[DATASET RECORDS — start]
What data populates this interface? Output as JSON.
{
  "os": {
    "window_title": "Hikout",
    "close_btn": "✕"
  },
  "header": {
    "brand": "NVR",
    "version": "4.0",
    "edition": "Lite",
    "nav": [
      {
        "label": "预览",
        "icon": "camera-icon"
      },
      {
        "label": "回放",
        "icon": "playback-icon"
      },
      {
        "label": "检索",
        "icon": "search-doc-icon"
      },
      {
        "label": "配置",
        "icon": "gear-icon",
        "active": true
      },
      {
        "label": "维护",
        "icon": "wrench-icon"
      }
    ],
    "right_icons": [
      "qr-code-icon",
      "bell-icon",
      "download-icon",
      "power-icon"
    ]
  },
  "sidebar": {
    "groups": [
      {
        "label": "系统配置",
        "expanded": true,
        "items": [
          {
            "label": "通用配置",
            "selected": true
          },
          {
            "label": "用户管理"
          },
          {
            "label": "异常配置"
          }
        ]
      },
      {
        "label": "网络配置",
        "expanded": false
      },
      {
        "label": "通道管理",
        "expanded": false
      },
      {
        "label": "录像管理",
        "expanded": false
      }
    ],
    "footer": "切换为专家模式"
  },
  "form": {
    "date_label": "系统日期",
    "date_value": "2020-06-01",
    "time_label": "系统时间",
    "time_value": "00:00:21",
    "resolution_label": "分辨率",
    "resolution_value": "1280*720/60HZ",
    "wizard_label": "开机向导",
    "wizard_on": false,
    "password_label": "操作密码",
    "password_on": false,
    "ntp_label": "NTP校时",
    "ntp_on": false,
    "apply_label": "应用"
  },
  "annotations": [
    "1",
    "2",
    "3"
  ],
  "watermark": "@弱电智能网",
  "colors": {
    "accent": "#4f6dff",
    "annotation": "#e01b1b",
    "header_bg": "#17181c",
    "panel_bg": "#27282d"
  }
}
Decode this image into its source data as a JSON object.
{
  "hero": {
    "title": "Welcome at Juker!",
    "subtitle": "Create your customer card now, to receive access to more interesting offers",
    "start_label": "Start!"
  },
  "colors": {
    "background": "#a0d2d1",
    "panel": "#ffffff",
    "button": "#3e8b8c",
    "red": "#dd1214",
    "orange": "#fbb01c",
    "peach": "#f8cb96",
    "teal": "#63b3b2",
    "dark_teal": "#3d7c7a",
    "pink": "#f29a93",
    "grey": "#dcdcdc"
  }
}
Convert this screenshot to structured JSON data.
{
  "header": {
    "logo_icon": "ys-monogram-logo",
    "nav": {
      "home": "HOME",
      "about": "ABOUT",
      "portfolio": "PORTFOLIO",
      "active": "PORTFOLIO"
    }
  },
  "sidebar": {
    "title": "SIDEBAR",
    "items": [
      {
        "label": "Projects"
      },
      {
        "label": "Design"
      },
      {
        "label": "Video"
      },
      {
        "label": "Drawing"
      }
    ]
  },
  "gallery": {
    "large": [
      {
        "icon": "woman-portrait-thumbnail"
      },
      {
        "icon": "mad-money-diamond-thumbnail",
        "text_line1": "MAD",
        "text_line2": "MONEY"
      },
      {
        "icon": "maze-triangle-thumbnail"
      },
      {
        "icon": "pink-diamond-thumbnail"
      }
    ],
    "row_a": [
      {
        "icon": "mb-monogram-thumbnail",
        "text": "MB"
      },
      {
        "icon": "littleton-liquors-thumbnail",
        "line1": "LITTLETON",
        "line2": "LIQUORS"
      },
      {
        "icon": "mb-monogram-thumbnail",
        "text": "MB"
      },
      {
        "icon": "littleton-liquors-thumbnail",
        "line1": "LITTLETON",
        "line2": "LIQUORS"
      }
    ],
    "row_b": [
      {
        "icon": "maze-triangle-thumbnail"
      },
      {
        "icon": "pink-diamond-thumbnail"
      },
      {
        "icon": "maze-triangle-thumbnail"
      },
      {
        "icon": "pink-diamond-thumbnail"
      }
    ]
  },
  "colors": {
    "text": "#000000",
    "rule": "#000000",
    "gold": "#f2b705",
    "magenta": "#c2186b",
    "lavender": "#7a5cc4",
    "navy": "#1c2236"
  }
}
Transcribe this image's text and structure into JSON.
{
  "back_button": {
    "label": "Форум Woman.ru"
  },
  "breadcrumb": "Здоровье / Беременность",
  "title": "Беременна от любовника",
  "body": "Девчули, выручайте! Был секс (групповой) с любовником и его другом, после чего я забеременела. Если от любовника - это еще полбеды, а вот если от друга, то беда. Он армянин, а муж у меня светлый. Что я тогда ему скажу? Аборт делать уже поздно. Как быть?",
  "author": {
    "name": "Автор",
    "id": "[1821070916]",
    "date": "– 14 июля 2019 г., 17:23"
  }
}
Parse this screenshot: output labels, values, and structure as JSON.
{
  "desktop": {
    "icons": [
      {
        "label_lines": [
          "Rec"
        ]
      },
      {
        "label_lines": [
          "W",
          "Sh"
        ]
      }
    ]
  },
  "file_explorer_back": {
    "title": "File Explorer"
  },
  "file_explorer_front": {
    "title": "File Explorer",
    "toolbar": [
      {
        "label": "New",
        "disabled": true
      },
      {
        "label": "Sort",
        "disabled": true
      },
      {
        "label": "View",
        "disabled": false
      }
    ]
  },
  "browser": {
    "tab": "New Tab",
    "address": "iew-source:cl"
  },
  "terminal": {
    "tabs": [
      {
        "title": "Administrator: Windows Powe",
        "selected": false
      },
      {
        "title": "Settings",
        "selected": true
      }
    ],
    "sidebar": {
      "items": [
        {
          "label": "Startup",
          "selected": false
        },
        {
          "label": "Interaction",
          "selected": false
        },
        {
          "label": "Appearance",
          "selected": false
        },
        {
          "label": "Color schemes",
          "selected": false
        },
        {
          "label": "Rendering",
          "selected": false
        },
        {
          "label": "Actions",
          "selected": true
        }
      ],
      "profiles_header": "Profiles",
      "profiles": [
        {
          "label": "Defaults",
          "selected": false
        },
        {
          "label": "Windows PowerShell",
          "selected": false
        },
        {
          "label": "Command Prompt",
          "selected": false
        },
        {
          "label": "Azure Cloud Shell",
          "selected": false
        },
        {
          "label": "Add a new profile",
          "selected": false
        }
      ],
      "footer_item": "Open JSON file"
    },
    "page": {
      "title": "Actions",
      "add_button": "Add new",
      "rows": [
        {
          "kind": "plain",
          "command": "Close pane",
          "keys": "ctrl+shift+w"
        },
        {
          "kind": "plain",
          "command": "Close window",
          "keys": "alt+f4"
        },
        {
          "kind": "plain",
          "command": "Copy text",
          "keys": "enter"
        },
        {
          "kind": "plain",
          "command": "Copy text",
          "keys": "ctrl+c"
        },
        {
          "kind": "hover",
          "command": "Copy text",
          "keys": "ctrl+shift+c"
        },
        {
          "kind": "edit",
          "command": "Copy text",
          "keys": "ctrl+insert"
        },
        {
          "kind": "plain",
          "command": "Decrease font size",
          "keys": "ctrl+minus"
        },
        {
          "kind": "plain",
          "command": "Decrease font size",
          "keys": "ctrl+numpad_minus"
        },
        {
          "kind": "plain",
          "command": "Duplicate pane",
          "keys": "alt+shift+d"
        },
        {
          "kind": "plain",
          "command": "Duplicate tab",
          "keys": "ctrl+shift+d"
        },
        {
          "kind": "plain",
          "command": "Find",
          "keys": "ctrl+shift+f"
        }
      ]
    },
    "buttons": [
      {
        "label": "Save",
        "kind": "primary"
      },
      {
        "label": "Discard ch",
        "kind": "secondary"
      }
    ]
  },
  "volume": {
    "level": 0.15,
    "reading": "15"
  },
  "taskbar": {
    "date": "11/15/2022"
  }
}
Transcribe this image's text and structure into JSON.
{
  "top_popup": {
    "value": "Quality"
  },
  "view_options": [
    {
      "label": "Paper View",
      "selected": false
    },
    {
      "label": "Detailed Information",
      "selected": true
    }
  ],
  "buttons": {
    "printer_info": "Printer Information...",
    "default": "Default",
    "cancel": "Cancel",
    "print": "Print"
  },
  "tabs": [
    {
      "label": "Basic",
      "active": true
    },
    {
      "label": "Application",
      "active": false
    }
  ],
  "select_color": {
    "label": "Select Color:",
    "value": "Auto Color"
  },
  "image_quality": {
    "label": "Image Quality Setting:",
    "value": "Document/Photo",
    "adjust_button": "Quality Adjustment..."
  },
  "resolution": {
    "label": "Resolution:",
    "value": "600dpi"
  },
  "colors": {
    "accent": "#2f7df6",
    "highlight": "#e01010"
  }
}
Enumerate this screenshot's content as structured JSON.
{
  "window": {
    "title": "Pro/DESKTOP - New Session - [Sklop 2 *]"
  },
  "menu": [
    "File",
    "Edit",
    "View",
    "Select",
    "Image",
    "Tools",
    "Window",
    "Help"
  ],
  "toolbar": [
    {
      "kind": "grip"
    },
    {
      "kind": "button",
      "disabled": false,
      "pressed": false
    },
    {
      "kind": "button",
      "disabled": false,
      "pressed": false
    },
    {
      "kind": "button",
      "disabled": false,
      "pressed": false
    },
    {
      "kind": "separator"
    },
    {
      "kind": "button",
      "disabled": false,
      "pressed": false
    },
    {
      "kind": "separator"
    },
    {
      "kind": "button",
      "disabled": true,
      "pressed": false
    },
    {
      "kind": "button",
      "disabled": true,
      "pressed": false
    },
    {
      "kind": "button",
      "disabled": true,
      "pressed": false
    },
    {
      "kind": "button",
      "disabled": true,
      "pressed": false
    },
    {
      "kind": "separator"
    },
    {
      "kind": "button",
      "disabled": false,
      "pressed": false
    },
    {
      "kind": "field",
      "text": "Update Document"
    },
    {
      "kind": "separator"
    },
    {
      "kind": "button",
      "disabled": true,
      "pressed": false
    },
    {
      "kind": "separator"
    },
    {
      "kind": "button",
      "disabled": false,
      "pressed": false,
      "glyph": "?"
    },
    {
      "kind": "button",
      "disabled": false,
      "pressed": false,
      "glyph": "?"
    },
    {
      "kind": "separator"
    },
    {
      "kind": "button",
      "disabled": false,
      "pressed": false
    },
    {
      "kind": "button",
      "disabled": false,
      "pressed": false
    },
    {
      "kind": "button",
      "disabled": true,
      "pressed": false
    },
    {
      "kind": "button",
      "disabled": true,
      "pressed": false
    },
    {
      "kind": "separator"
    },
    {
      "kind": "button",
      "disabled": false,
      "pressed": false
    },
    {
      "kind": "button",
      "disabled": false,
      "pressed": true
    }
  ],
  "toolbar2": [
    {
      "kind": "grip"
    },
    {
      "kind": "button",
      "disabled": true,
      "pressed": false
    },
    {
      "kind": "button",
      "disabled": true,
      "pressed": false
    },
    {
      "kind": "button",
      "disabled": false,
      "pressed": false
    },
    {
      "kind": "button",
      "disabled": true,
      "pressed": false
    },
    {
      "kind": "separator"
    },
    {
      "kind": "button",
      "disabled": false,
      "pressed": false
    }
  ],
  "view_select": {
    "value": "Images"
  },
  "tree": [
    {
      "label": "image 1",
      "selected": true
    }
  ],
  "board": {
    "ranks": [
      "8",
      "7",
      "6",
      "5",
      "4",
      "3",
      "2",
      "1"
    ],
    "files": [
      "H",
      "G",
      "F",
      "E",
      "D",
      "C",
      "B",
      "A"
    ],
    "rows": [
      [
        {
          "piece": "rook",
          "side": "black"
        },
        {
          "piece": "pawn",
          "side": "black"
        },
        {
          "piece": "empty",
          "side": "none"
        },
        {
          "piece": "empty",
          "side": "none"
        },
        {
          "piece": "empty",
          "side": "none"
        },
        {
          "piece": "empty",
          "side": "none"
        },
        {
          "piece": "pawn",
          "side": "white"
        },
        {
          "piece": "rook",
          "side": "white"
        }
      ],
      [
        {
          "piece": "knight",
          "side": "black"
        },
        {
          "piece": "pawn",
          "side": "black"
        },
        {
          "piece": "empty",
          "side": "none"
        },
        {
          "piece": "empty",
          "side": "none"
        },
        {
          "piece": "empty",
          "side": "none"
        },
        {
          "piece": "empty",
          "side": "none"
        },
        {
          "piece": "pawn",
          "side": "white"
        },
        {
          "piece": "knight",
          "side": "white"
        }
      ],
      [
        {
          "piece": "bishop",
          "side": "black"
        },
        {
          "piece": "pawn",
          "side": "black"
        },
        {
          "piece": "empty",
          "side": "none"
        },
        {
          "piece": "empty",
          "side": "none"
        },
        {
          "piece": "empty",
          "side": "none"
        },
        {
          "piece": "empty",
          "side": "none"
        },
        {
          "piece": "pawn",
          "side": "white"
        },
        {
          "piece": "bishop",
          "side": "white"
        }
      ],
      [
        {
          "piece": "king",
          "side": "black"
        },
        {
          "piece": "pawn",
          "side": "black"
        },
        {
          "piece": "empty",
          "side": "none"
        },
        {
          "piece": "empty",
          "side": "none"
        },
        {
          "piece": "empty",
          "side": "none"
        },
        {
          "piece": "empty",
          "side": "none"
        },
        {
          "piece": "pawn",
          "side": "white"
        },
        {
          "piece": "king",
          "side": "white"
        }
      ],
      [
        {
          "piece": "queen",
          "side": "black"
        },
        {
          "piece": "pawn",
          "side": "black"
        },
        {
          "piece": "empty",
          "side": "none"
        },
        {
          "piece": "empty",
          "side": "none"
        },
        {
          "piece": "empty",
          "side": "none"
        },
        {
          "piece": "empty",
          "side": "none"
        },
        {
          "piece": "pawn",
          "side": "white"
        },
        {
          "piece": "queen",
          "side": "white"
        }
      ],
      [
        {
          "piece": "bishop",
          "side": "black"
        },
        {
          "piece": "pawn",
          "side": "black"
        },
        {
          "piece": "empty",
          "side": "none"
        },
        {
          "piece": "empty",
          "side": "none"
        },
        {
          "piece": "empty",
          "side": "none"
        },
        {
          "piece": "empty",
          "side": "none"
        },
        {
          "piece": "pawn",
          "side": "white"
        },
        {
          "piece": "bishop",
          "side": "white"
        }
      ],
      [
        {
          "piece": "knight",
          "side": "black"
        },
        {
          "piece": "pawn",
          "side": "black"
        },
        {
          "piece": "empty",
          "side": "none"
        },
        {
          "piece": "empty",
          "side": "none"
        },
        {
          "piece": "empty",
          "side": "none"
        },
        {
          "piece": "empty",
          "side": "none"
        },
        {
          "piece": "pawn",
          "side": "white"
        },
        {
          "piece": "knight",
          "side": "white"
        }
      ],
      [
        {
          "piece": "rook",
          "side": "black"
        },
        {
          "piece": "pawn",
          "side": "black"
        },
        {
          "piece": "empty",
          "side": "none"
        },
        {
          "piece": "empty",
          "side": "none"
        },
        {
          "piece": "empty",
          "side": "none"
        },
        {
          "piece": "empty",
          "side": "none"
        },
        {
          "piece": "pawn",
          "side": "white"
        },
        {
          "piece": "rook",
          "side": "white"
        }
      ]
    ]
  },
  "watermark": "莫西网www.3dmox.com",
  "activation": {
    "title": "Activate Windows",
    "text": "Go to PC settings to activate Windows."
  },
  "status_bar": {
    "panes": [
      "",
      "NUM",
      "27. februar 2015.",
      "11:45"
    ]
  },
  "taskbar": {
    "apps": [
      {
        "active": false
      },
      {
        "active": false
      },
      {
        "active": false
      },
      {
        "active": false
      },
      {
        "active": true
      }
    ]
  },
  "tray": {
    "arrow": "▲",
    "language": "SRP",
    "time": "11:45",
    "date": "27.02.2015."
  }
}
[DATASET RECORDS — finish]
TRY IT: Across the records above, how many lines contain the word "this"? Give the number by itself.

ANSWER SPACE: 7